So, what is the job of a forensic scientist really like?
“I would have to say that there is a misconception that the job of a forensic scientist is so ‘exciting,’ ” Proctor said. “The work can be very routine and not very glamorous. … The reality is good science takes hours, weeks and sometimes months. We have backlogs to deal with, rush cases to process, court deadlines to meet and pressure to continually improve our casework turn-around times. This job is very mentally draining.”
However, it also can be very, very rewarding at times.
“The one (case) that stands out to me involved a young boy who was living in an abusive situation,” Proctor said. “We were able to provide testing results that aided in resolving a bad situation. The prosecutor called me and said, ‘I’m sure if the young victim could tell you himself, he would thank you for all your hard work on this case.’ I remember I just was overcome with emotion after he told me that. I remember thinking to myself that ‘yes, this is why I do this job day after day.’ ”
Outside of work, she said attending musical, theater and sporting events with her 7-year-old son and being involved in youth ministry at her church keeps her grounded.
During her time at Siena Heights, she said professors such as Sister Eileen Rice and Dr. Susan Mole shaped her both personally and professionally.
“(Dr. Mole) was such an integral part of my choice to go into the forensic science field,” said Proctor, who was a chemistry major at Siena Heights. “She was my academic advisor, and I remember when I worked on my senior research project, she provided a lot of guidance. I think that project, in general, really helped me throughout the entire process of completing my master’s thesis research.”
She said her work often reminds her of all “the bad in the world.” However, she said she copes by training scientists to be the best they can be, and letting the justice system prove innocent or guilt.

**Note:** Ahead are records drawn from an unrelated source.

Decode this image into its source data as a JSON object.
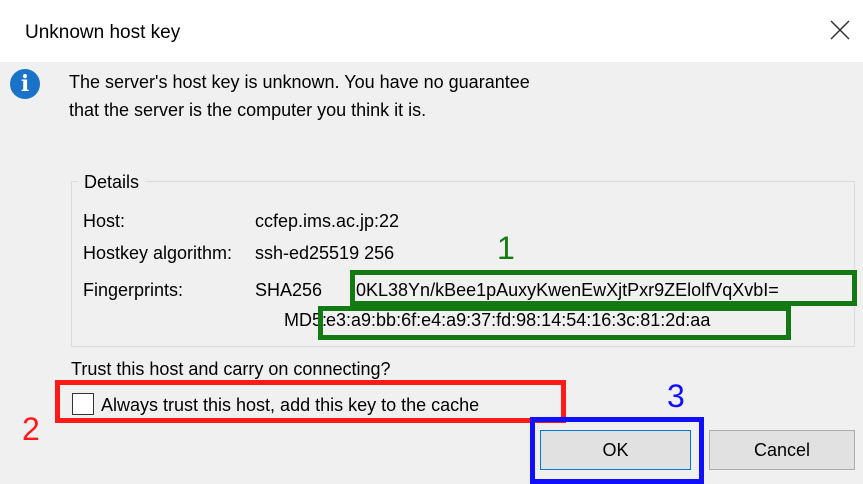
{
  "dialog": {
    "title": "Unknown host key",
    "message": "The server's host key is unknown. You have no guarantee that the server is the computer you think it is.",
    "details_label": "Details",
    "host_label": "Host:",
    "host_value": "ccfep.ims.ac.jp:22",
    "algo_label": "Hostkey algorithm:",
    "algo_value": "ssh-ed25519 256",
    "fp_label": "Fingerprints:",
    "sha_label": "SHA256",
    "sha_value": "0KL38Yn/kBee1pAuxyKwenEwXjtPxr9ZElolfVqXvbI=",
    "md5_label": "MD5:",
    "md5_value": "e3:a9:bb:6f:e4:a9:37:fd:98:14:54:16:3c:81:2d:aa",
    "question": "Trust this host and carry on connecting?",
    "checkbox_label": "Always trust this host, add this key to the cache",
    "ok": "OK",
    "cancel": "Cancel"
  },
  "annotations": {
    "a1": "1",
    "a2": "2",
    "a3": "3"
  },
  "colors": {
    "green": "#137a13",
    "red": "#ff1a1a",
    "blue": "#1010ff",
    "info": "#1a73c8"
  },
  "icons": {
    "info": "info-icon",
    "close": "close-icon"
  }
}
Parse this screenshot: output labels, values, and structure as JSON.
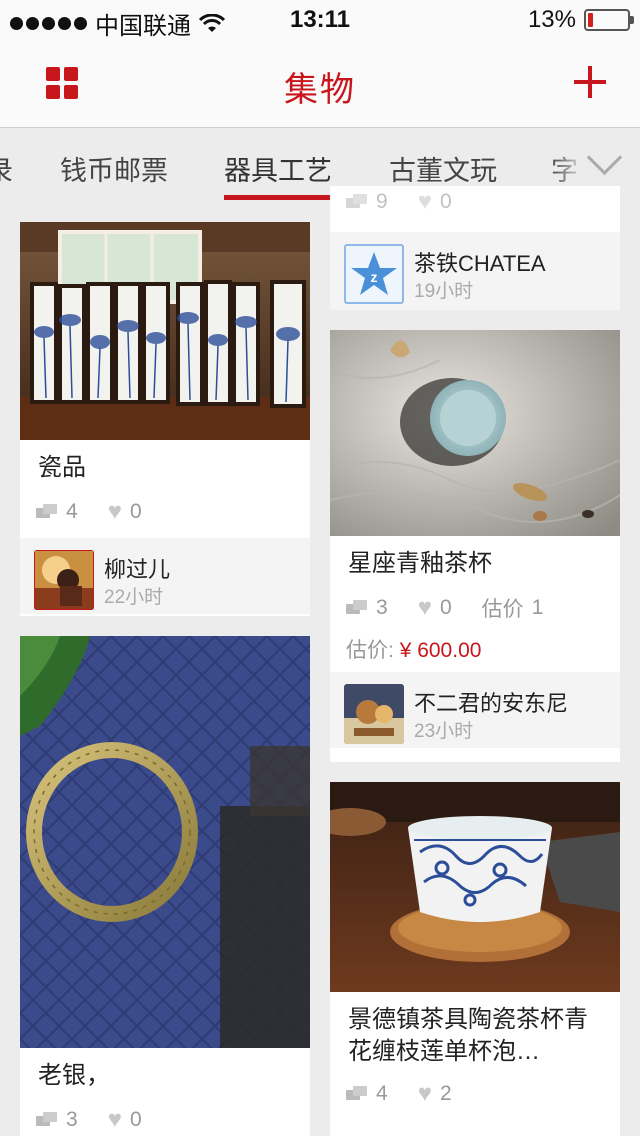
{
  "status_bar": {
    "carrier": "中国联通",
    "time": "13:11",
    "battery": "13%",
    "battery_level": 0.13,
    "wifi_icon": "wifi-icon",
    "battery_color": "#d21f1f"
  },
  "navbar": {
    "title": "集物",
    "left_icon": "grid-icon",
    "right_icon": "plus-icon",
    "accent": "#c8161d"
  },
  "tabs": {
    "items": [
      {
        "label": "录"
      },
      {
        "label": "钱币邮票"
      },
      {
        "label": "器具工艺"
      },
      {
        "label": "古董文玩"
      },
      {
        "label": "字"
      }
    ],
    "active_index": 2,
    "expand_icon": "chevron-down-icon"
  },
  "feed": {
    "left": [
      {
        "title": "瓷品",
        "comments": "4",
        "likes": "0",
        "user": {
          "name": "柳过儿",
          "time": "22小时"
        }
      },
      {
        "title": "老银，",
        "comments": "3",
        "likes": "0"
      }
    ],
    "right": [
      {
        "comments": "9",
        "likes": "0",
        "user": {
          "name": "茶铁CHATEA",
          "time": "19小时"
        }
      },
      {
        "title": "星座青釉茶杯",
        "comments": "3",
        "likes": "0",
        "estimate_label": "估价",
        "estimate_count": "1",
        "price_label": "估价:",
        "price_value": "¥ 600.00",
        "user": {
          "name": "不二君的安东尼",
          "time": "23小时"
        }
      },
      {
        "title": "景德镇茶具陶瓷茶杯青花缠枝莲单杯泡…",
        "comments": "4",
        "likes": "2"
      }
    ]
  }
}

“Our job is to simply provide the testing results,” Proctor said.